In this process, also identify appropriate sub-categories. For example, a newspaper or magazine may have a designated section, editor, reporter or periodic edition for your industry. Look at several editions to recognize what each media outlet favors and whose name is on the “by-line” or section. Identify as many people as possible by category, section, topic or interest.

It’s no secret that the purpose of any commercial media is to attract an audience – and it’s these readers or viewers that the advertisers want to target. So, if the media appeals to an “up-scale” audience, or a “Smallville/Main Street” audience, your best chance of successful publicity will be to tap into their goal.


Now look for ideas that help the media. Take an inventory of your own strengths, special knowledge or other ideas that might be of interest to the media’s audience.

You may or may not personally be part of this audience, so focus on their point of view. Look beyond the obvious, be inventive (within reason) and create a list of possible “hooks” or “angles.” What might be attention-getting or unusual? Consider:
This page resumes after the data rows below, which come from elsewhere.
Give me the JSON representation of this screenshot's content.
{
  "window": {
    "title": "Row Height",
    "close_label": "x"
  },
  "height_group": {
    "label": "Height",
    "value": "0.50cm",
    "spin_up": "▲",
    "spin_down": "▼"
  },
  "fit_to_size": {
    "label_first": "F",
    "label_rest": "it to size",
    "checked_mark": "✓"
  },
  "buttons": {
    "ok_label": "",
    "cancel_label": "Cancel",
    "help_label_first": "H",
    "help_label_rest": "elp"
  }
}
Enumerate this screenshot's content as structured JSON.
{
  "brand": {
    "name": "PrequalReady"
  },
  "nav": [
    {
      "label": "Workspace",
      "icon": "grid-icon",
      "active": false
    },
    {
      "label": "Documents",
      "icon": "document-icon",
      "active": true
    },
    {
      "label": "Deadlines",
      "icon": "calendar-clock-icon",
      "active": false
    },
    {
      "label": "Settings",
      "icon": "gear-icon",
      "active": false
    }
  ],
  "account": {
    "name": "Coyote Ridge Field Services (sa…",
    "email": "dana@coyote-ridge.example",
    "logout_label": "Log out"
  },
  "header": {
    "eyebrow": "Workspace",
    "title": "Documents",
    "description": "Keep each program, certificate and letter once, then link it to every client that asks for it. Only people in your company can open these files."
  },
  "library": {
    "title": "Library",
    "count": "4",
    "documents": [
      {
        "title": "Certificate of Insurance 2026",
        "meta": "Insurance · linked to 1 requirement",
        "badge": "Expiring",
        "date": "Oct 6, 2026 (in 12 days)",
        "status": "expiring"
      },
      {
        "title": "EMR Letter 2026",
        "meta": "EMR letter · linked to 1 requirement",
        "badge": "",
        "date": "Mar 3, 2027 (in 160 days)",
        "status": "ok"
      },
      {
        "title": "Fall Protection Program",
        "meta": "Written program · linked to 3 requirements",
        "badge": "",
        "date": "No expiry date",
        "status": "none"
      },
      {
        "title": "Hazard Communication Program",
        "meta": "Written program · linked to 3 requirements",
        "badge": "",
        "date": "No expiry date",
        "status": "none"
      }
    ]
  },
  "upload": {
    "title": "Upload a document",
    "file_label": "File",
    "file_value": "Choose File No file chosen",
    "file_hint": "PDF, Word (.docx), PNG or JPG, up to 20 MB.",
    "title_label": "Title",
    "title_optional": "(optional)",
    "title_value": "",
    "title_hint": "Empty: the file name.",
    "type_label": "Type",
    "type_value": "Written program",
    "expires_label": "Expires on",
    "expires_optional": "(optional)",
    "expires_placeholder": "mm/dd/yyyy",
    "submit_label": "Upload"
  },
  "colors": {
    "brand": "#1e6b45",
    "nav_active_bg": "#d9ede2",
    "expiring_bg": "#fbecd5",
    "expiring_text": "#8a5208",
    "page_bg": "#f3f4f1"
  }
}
  • What is legitimately the first, newest, latest or unique?
  • Do you have a new way to solve a problem?
  • An insight to an emerging trend or something of benefit to a large number of people.
  • A story that is truly heart-warming, tear-jerking or emotionally compelling.
  • Is there a celebrity angle? …a “hero” angle? …an unusual hobby angle?
  • Can you provide expert commentary about a timely topic?
  • Do you know a local angle to a national item?
  • Are you an expert, author, inventor or credentialed authority?
  • Can you create a newsworthy event?


Brainstorm many possible topics…narrow to several…and refine the best two or three possibilities. The refinement step will also take into consideration the needs and interests of the specific reporter, editor or producer. And that’s the person to whom you will make your pitch.

It’s likely that you’ll find a match, but you may have to drill down and be a bit inventive to carefully make the match between what they want and what you’ve got. And when you do, that’s where your opportunity for free publicity begins.

That’s how the game starts. But there’s much more to winning publicity as well as planning, public relations, advertising, promotion, strategic thinking and effective execution for practice development.

Winning at the publicity game is challenging. Give us a call today at 501-244-0573 and we’ll be happy to help you grow your organization. Creative Instinct partners with some of the best PR strategists in the business, and can assist you with public relations planning, advertising, promotion, strategic thinking and effective execution. To learn more about Creative Instinct, and view our portfolio, visit